The staff tried to be gentle in transferring me to the motorized CAT scan table, but it was agony. They left the room so as not to be exposed to the x-ray radiation. As always, the room was darkened as the table and I slid into the giant donut ring of the equipment.
A recorded voice, reverberating in the room, says, "Take a deep breath."
(I was only capable of a shallow breath.)
Recorded voice: "Hold it!"
(Are you kidding?)
Machinery whirs and rumbles for several seconds.
Recorded voice: "Breathe normally."
(There is no normal breathing. For me, every breath is painful.)
Again, the reverberating recorded voice says, "Take a deep breath."
(Here we go again. This entire process is repeated 2 or 3 times.)
Finally, the staff came back into the room as the CAT scan bed was simultaneously slid out of the donut ring. (I was dimly aware of the name Torquemada, a prominent leader of the Spanish Inquisition.) I was breathing only slow and shallow breaths. My eyes were tightly shut in pain. I am sure I was grimacing as a nurse leaned over me to ask, "Are you comfortable?" And, there, instantly was my breakthrough!
"Are you comfortable?" is part of an very old joke*, the set-up or straight-line. When she asked the question, after weeks of depression and "humor blindness", as if by magic, I instantly remembered the whole joke, and the punch line, and the proper delivery, with great relief and a great inner giggle. At long last, my funny bone was tickled. My eyes popped open, to look directly into hers, and I could feel energy rising in me as I replied. The right answer requires a Yiddish inflection, a shrug and the words, “I make a living.” I think I did a pretty good job of it. With the proper shrug and little bit of a Yiddish accent, I told her, "I make a living!"
I was ecstatic that after so much humorless time, and in spite of my pain, I was giggling on the inside and delivering a punch line.
The nurse, however, did not get the joke. She looked at me sternly and asked again, more emphatically, "Are you comfortable?"
I am sure my shoulders must have been shaking with my chuckling as my energy rose and I repeated the punch line with the requisite Yiddish inflection and a shrug, but also more emphatically, "I make a living!"
She said, "Sir, this is serious. Are you comfortable???"
I said, "This is vaudeville. It's an old joke. I make a living!!"
We weren't getting anywhere. I could see that she was never going to get it, but she was getting exasperated with me. I, on the other hand, knew that the exchange was a signal that I was going to be OK, and I happily forgave her in my heart with gratitude for unwittingly activating an important map in my brain, which led me to the onset of what was to become a full recovery. "Please, take me back to my room," I whispered, exhausted but exhilarated.

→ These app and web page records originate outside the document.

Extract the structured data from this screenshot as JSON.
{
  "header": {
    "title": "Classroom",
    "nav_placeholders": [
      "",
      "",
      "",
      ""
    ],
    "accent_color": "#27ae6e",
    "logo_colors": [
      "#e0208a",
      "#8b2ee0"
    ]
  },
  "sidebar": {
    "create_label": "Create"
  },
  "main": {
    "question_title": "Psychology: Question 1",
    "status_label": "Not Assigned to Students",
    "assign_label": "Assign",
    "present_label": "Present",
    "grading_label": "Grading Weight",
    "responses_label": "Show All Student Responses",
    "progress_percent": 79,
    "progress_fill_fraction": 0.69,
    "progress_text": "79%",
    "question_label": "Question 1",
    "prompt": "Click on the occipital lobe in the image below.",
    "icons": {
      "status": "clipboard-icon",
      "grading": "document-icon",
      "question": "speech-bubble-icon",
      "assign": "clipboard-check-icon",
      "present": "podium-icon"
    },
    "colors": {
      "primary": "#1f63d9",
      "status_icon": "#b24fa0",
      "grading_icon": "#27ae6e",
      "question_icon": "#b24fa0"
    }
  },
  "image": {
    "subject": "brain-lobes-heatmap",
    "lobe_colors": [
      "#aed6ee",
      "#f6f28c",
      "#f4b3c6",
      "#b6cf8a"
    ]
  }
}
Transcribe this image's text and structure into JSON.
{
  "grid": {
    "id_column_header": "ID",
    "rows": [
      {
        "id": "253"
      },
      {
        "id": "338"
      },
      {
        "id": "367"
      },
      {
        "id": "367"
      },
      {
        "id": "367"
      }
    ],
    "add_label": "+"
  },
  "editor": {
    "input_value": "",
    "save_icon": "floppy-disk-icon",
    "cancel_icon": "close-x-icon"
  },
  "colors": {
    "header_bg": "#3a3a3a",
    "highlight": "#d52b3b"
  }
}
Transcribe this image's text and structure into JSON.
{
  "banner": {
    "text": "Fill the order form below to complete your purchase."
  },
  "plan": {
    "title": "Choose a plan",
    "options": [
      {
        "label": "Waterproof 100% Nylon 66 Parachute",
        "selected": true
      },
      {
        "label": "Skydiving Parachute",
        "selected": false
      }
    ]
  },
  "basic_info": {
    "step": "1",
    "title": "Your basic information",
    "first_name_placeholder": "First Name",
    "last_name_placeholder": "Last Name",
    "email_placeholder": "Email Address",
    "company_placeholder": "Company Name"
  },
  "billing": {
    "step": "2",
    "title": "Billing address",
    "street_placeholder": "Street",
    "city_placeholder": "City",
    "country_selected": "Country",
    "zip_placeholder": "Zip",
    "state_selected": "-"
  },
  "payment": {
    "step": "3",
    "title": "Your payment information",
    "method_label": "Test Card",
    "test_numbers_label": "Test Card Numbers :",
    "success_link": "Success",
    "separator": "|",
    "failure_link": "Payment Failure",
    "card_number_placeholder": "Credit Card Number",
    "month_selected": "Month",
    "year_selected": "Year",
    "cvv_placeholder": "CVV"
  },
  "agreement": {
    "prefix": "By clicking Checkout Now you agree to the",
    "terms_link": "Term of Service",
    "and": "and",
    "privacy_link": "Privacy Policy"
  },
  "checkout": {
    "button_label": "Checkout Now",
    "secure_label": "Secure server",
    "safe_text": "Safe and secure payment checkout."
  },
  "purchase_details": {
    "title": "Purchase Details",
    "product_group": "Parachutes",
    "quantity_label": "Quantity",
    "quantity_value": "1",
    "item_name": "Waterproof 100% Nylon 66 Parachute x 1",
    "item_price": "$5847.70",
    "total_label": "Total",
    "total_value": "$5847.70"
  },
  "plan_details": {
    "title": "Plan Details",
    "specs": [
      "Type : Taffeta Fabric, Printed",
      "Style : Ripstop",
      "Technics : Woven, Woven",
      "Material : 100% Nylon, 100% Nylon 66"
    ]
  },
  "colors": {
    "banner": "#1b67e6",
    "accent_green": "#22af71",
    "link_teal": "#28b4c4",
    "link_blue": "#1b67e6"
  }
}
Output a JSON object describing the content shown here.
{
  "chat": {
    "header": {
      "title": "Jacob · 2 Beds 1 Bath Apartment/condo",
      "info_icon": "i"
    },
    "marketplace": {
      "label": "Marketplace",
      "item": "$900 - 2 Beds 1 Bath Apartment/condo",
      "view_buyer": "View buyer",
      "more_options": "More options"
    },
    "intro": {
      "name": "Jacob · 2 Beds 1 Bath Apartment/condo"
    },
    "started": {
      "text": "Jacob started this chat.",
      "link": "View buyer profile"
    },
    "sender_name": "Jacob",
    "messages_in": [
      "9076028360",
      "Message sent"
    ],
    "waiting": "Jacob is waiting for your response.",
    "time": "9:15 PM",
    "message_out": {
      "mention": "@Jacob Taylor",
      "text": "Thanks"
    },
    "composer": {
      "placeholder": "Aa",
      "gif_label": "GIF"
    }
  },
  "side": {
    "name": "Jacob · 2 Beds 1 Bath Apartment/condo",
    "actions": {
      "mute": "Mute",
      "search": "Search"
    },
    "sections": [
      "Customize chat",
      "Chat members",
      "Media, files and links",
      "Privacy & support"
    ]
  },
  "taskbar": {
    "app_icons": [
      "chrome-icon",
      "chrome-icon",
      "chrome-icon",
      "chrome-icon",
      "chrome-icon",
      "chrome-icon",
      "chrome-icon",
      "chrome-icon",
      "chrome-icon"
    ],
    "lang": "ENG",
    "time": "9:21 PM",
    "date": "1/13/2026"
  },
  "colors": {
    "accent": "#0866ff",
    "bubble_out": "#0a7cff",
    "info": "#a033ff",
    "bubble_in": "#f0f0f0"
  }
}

I did not instantly bounce all the way back to health, but the joke was the start of a slow, steady, sure and laughter-filled program of physical therapy, occupational therapy, loving care at home, and the support of hundreds of friends around the world.
The positive (funny) maps that my brain had been constructing for years were triggered into action by a straight-line, and good health followed naturally.
The human brain is amazing in so many ways, conferring upon us the resource of constructing funny maps, happy maps, and mental spaces for our resilience and ultimately for healing. What humor does it for you? What punch line or funny image can throw you into a mirthful mood? Have you helped your brain do some funny mapping today? You should all be doing it as it daily practice. After all, it is the most fun that you can have that could possibly save your life.
Love, light, and laughter.
*The joke: A pedestrian crossing the street is hit by a car. As he lies dazed in the street, a policeman comes over, takes off his uniform coat, rolls it into a pillow and places it under the man's head. The officer asks the man, "Are you comfortable?" With a slight shrug and a bit of a Yiddish accent, the man lifts his head slightly and replies, "I make a living!"